It was kind of like being back in my ceramics class, or flying a plane, when the teacher sort of takes over at some point, spotting disaster. (Here are the teachers, prior to disaster alert.)

I can grow food, my problem is what to do after it’s grown. Here’s Christina -- talented writer, photographer, dedicated teacher, horticulturist, seed-saver, chef, world-traveler, blah-blah-blah. I think she lacks focus.

After learning many things, including that botulism is not detectable by sight or smell, I said, “It seems there are many ways this canning business might kill you.” They laughed. I was serious.

My jars are safe, pretty, because they required little self-participation.

Monday, August 1, 2011

Meat and Greet

Sure, I have my faults. Aside from the big-ticket items, and just off the top of my head, I’d say -- big feet, bad temper, atrocious spelling, and the inability to ever return a library book on time.

And there’s that little problem about finishing things I start.

I’ve started as a vegetarian, over and over again. And confronted many a failure with some A1 sauce.

This summer, I joined a group of environmentally concerned carnivores and bought a portion of a a schoolgirl’s 4-H project. Mary had a little lamb, and I’ve got the leg in my freezer to prove it.

My thought was, if I must eat meat, at least let it have been humanely raised and respectfully treated. In other words, happy meat.

Apparently, there's a growing movement promoting spiritual carnivorousness that goes way way beyond my modest attempt at compassionate consumption. This conclusion is based on the emails from the group, emails asking the organizer if they could know the lamb’s name, post a photo, visit the lamb while she was still, uhm, with us. Someone suggested a field trip.

Suddenly it seemed like some kind of virgin sacrifice. And I started feeling pretty darned sad as doomsday approached.

I don’t ever want to meet my meat. I don't want to know the color of its eyes or that it liked to be scratched behind the left ear. I want some distance between us, a cushion of time and space.

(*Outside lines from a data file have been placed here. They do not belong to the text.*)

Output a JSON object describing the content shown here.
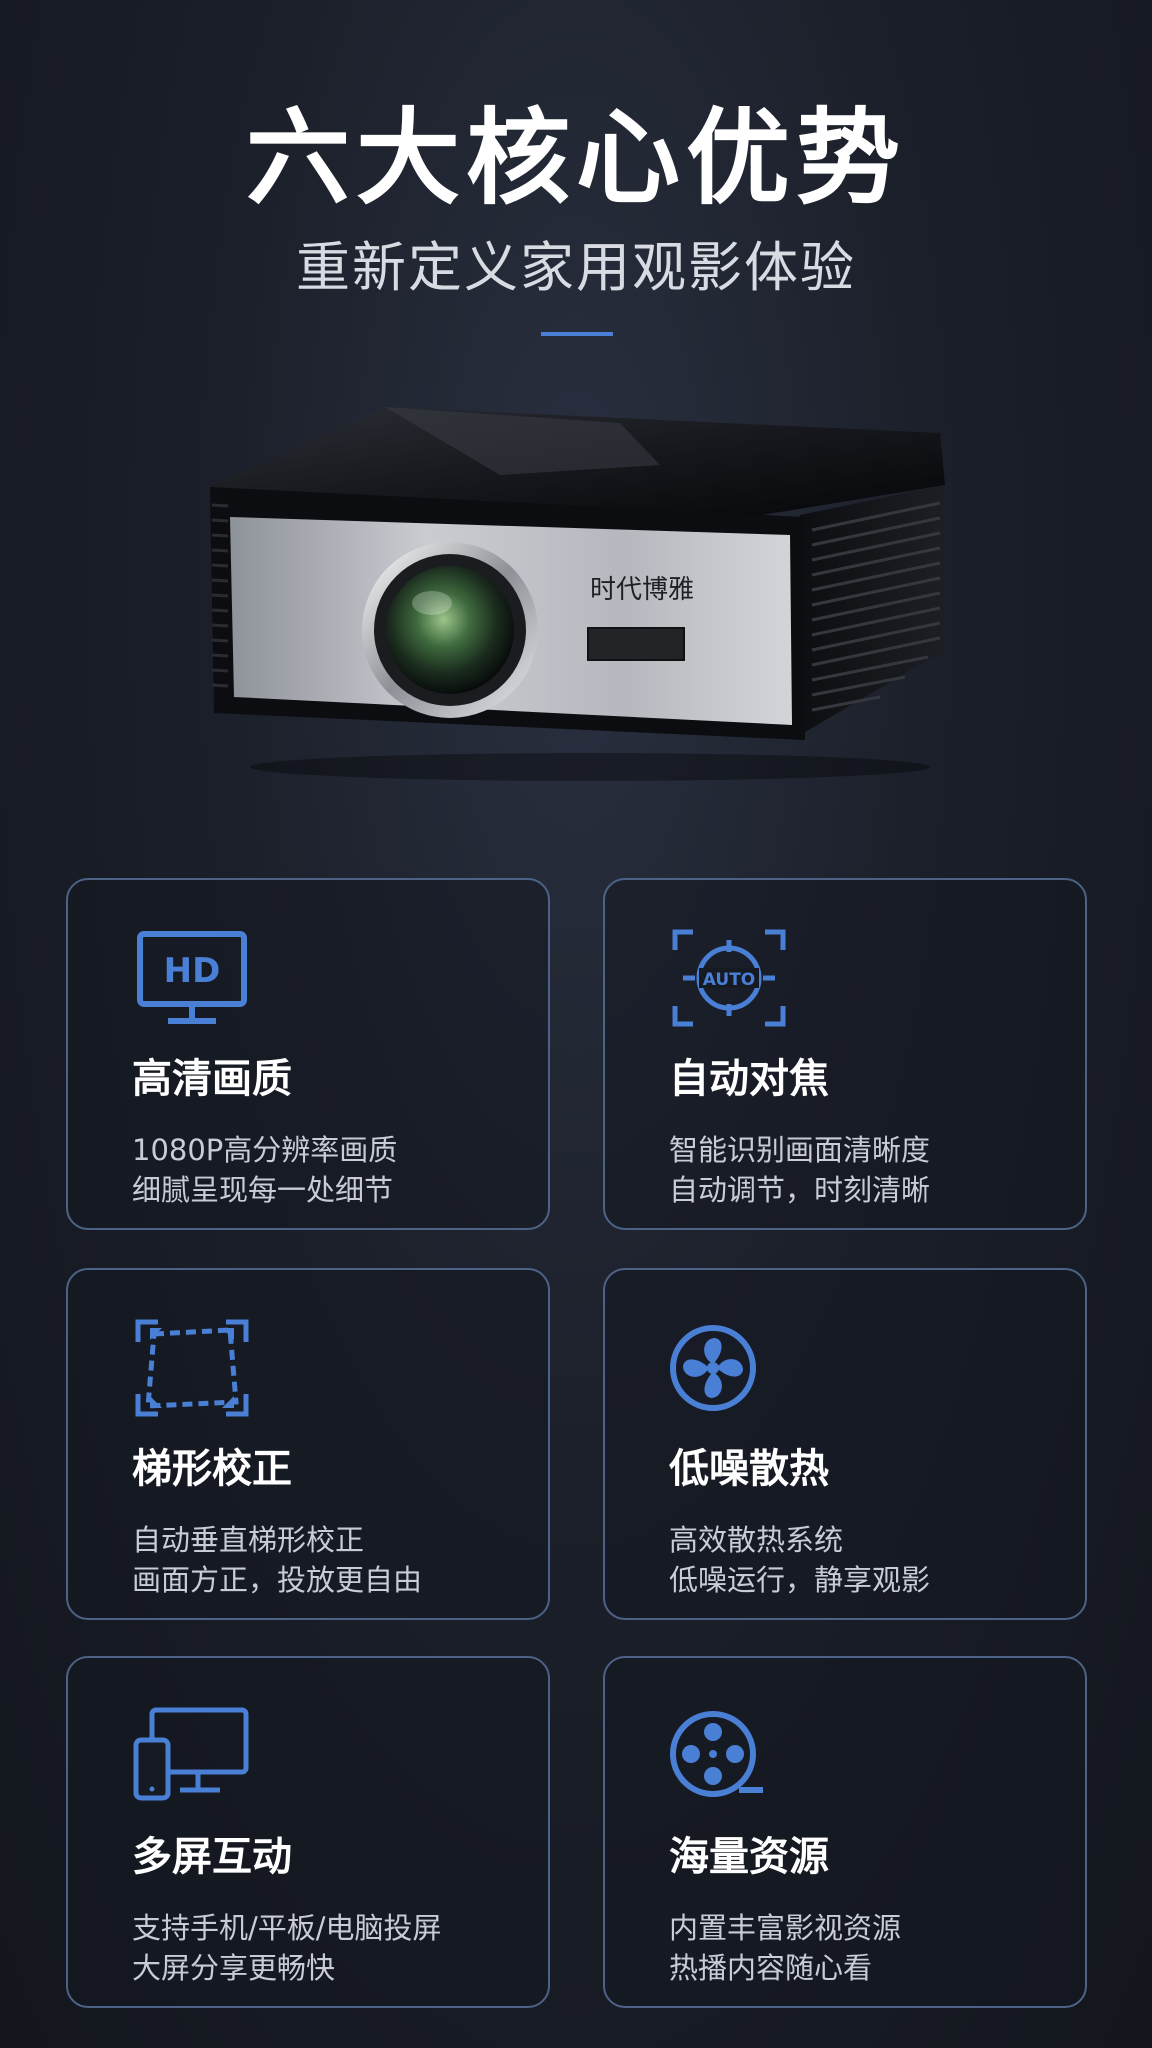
{
  "header": {
    "title": "六大核心优势",
    "subtitle": "重新定义家用观影体验"
  },
  "product": {
    "brand_text": "时代博雅",
    "icon": "projector-image"
  },
  "colors": {
    "accent": "#4a7fd6",
    "card_border": "#4c6286",
    "background": "#1b1f29"
  },
  "features": [
    {
      "icon": "hd-monitor-icon",
      "title": "高清画质",
      "line1": "1080P高分辨率画质",
      "line2": "细腻呈现每一处细节"
    },
    {
      "icon": "auto-focus-icon",
      "icon_text": "AUTO",
      "title": "自动对焦",
      "line1": "智能识别画面清晰度",
      "line2": "自动调节，时刻清晰"
    },
    {
      "icon": "keystone-icon",
      "title": "梯形校正",
      "line1": "自动垂直梯形校正",
      "line2": "画面方正，投放更自由"
    },
    {
      "icon": "fan-icon",
      "title": "低噪散热",
      "line1": "高效散热系统",
      "line2": "低噪运行，静享观影"
    },
    {
      "icon": "multi-screen-icon",
      "title": "多屏互动",
      "line1": "支持手机/平板/电脑投屏",
      "line2": "大屏分享更畅快"
    },
    {
      "icon": "film-reel-icon",
      "title": "海量资源",
      "line1": "内置丰富影视资源",
      "line2": "热播内容随心看"
    }
  ]
}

All this to say, while shanks and chops and other significant lamb bits cool their heels in my freezer, I’ve once again gone vegetarian.

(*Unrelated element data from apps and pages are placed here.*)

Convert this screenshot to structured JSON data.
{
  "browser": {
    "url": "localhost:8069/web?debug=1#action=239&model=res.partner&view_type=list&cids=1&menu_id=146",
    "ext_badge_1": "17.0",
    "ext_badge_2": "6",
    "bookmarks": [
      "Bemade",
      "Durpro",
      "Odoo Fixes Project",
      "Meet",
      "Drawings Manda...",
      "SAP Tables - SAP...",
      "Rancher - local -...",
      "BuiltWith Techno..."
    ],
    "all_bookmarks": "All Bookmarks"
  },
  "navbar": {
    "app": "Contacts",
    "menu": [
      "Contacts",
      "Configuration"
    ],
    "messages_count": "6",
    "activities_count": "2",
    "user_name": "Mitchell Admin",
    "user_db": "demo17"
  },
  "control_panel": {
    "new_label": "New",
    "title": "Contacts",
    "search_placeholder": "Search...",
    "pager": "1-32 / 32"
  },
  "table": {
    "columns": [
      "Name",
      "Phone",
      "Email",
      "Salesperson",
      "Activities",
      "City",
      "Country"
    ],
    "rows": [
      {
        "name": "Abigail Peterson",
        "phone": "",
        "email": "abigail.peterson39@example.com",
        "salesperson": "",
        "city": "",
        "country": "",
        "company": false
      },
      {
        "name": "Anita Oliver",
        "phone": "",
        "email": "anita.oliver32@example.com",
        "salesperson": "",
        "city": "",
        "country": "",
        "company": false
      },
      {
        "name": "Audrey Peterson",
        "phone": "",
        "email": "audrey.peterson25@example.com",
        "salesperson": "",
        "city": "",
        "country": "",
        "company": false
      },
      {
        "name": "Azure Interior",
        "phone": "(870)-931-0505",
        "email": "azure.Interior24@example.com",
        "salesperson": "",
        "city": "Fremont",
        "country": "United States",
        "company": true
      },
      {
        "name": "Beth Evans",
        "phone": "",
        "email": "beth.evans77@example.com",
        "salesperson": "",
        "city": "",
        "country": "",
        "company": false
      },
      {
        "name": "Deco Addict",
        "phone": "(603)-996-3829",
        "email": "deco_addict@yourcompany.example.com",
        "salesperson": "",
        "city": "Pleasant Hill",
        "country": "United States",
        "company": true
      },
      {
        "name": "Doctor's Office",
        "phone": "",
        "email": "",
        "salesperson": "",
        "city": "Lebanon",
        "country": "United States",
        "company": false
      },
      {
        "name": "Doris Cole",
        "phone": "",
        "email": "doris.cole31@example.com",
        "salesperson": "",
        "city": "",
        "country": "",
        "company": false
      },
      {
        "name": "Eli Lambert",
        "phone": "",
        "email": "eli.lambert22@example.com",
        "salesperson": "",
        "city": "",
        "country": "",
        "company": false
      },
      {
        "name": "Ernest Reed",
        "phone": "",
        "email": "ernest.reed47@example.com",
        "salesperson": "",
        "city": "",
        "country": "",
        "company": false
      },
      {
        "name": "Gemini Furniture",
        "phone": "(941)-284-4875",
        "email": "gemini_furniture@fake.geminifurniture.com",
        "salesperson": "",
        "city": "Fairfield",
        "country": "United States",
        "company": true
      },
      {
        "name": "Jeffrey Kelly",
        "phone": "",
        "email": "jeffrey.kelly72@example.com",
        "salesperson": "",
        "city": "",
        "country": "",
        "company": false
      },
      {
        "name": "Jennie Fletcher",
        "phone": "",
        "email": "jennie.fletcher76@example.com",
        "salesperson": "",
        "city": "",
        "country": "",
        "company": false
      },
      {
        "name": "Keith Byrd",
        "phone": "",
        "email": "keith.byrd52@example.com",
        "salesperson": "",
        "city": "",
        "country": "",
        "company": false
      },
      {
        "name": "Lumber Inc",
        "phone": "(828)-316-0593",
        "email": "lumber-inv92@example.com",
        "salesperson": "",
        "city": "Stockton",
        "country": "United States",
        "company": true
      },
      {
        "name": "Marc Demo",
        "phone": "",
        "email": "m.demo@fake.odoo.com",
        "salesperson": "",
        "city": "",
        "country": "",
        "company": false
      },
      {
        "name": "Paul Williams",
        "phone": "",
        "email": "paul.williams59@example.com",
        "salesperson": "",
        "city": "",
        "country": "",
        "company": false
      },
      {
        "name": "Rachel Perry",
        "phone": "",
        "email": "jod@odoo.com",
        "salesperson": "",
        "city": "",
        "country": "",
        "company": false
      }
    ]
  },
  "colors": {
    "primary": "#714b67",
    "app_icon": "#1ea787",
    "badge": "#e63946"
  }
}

Which of course means there will be no barbecue. If history repeats itself and memory serves, not for at least another two or three weeks.